Also being honored is Gerardo Ochoa, a poet and youth leader who committed suicide last August right before his birthday, a victim of acute depression, Acosta said. There will also be altars to a pair of grandparents both claimed by cancer this year; a set of twin boys who died of a rare blood condition; a mariachi singer; and an altar to the Mexican revolution.
The exhibits will be open from 11 a.m. to 1 a.m. Saturday and from 8 a.m. and 6 p.m. Sunday. Saturday’s schedule features a live program beginning at 5 p.m. with music, song, poetry, dance and a parade with two 13-foot papier-mache puppets, Acosta said. The event is free and open to the public.

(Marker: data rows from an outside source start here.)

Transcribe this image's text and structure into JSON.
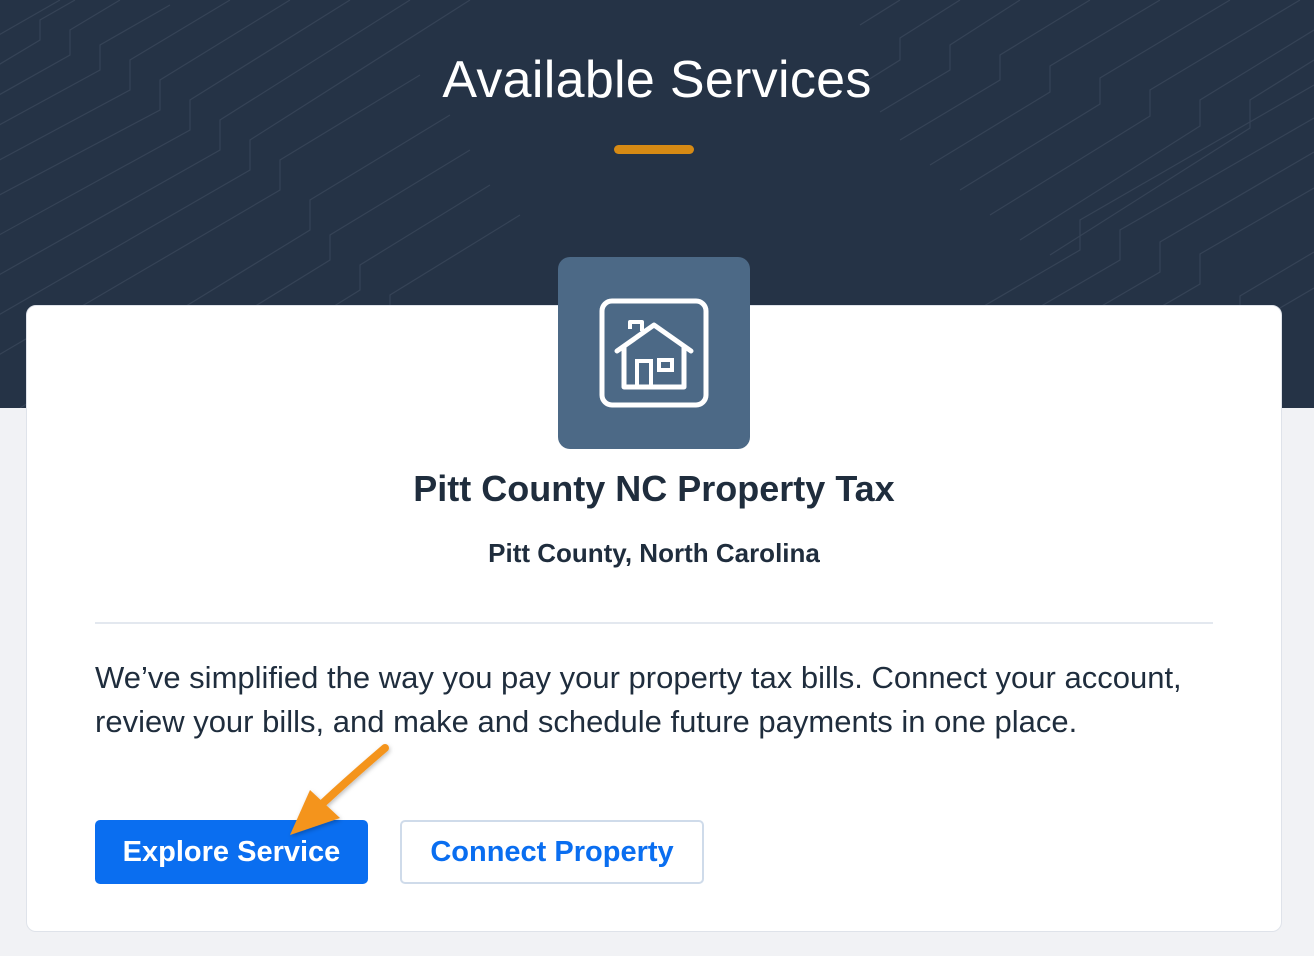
{
  "header": {
    "title": "Available Services",
    "accent_color": "#d68a14",
    "background_color": "#253346"
  },
  "service": {
    "icon": "house-icon",
    "icon_tile_color": "#4c6986",
    "title": "Pitt County NC Property Tax",
    "location": "Pitt County, North Carolina",
    "description": "We’ve simplified the way you pay your property tax bills. Connect your account, review your bills, and make and schedule future payments in one place.",
    "primary_button_label": "Explore Service",
    "secondary_button_label": "Connect Property",
    "button_color": "#0a6ef0"
  },
  "annotation": {
    "icon": "pointer-arrow-icon",
    "color": "#f4941e"
  }
}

A dozen dance and music groups from a variety of Mexican states including Michoacán, Morelos, Oaxaca and Guerrero are scheduled to perform between 6:30 and 8:30 p.m. Saturday .
Call The Bee’s Stephen Magagnini, (916) 321-1072.